There are a number of key themes running through the building and equipping of the Mishkan (tabernacle), the altar with its incense and impact on the senses designed to remind us of the need for constant prayer, and the eternal light filling the area with light indicative of G-d’s presence eternally with us. We also now read of commandments to make garments for Aaron, for the priesthood. The Mishkan in all its glory and beauty would be ineffectual if the priesthood didn’t take up their role and calling and function before the Lord as they should. Aaron as the first High Priest had very special garments made for him. And again, we notice, these were commanded by G-d and made for him, he didn’t do this himself. The garments that marked him out in his special role were designed in Heaven and made on earth. G-d gave him this calling, and G-d equipped him with the garments to fulfil it.
What then is the point of this beautiful construction and the specially clothed priests? The point is that G-d has designed the place where He is to be worshipped as something wonderfully beautiful and visually powerful, as also those called to function there. The articles and clothing are declared to be ‘things of glory’. But the critical point about this is as Maimonides also saw, that the articles were to bring G-d that glory not man. This was not to exalt a person, nor even the place in itself as if somehow the garments or construction had some external mystical qualities. No, the visual impact was to evoke a response in people to worship G-d and give HIM all the glory. Once again we see that the visual external things are so designed by G-d to lead us into a closer walk with Him and give Him glory. And these things are GIVEN by revelation by G-d to us, they are not things we design or have input into, we are shown, commanded, told how to do it.
We live in an age where we have lost the sense of all this. People don’t connect any more with the fact that G-d has the right to lead us into worship and give Him the glory in the ways that He alone wants. He takes the external, visual prompts seriously as they reflect on Him. It does MATTER where we worship, how we worship, with what we worship. When man gets his hands on these things, rather than listening to G-d, he fails to see the deeper connections, trivialising that which actually has huge importance.

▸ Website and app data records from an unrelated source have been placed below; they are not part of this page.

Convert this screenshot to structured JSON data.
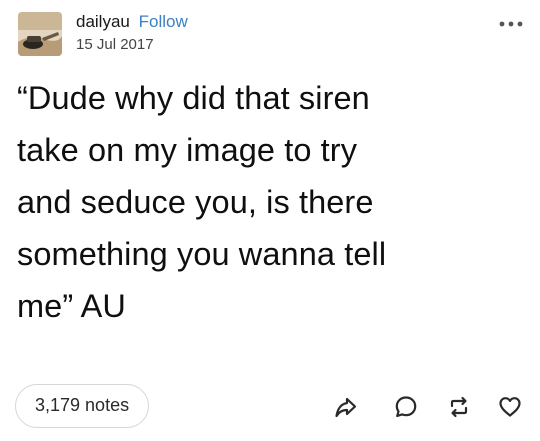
{
  "post": {
    "username": "dailyau",
    "follow_label": "Follow",
    "date": "15 Jul 2017",
    "text": "“Dude why did that siren\ntake on my image to try\nand seduce you, is there\nsomething you wanna tell\nme” AU",
    "notes": "3,179 notes"
  },
  "icons": {
    "more": "more-options-icon",
    "share": "share-icon",
    "reply": "reply-icon",
    "reblog": "reblog-icon",
    "like": "heart-icon"
  },
  "colors": {
    "text": "#111111",
    "follow": "#3b82c4",
    "muted": "#444444",
    "border": "#d6d6d6"
  }
}
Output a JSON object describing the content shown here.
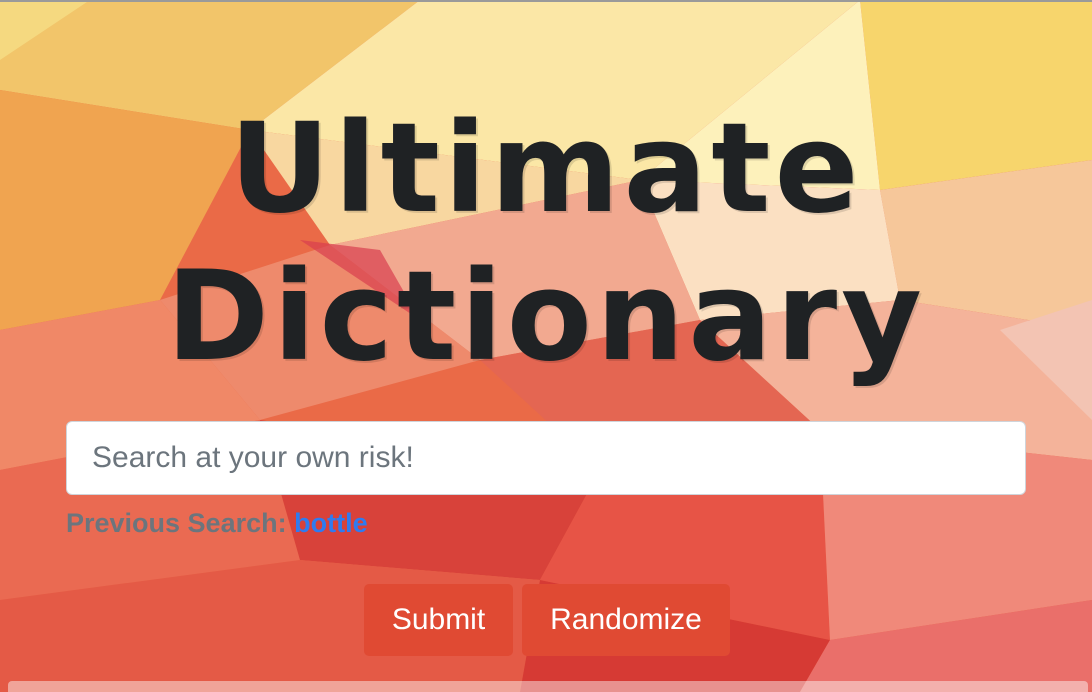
{
  "header": {
    "title_line1": "Ultimate",
    "title_line2": "Dictionary"
  },
  "search": {
    "placeholder": "Search at your own risk!",
    "value": ""
  },
  "previous_search": {
    "label": "Previous Search:",
    "term": "bottle"
  },
  "actions": {
    "submit_label": "Submit",
    "randomize_label": "Randomize"
  },
  "colors": {
    "title": "#1f2224",
    "button": "#e04a33",
    "link": "#2f7bf0",
    "muted_text": "#6c757d"
  }
}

And the importance is this: G-d gives us designs, garments, buildings, talents and gifts which are meant to be used for His glory alone. It all comes FROM Him and we are to function within it as He designs and sets out. In fact, this is made even clearer in the text this week. When G-d calls for the ordination of Aaron and his sons He doesn’t tell them how grand they will look all dressed up, how much respect they’ll get from the people because they look so special. No, He doesn’t focus on the garments at all because those are for Him alone. The focus in the ordination is somewhere else. The Hebrew used here for ordination is ‘limaleh yadim’, to fill the hands. The traditional understanding is very instructive here, that the hands of the priests would be full of the offerings being brought by the people to the altar of HaShem. In other words, the ordination was directly linked with serving the people, allowing them to worship and offer sacrifices to the Lord. Literally, the priests and leaders of the people would have their hands full with that job!!
We see this reflected in the offerings commanded at the ordination too, unleavened bread. Unleavened bread reminds us of servitude, being a servant or slave. We keep the Matzah even today during Pesach precisely because it reminds us that we were slaves to sin and have been bought to now be the servants of G-d in righteousness. At Shavuot we eat leavened bread in the offering because we have been set free to follow G-d in the commandments He gave. Also, the priests had no means of support for themselves, they were directly dependant on the offerings given by the people to live; this represented again the fact that they served the people. As the priests served the people and so served G-d, they led the people closer to G-d. A crucial and critical role to have, and one that is very serious. If it worked, then G-d would get all the glory, which was and is His desire even today.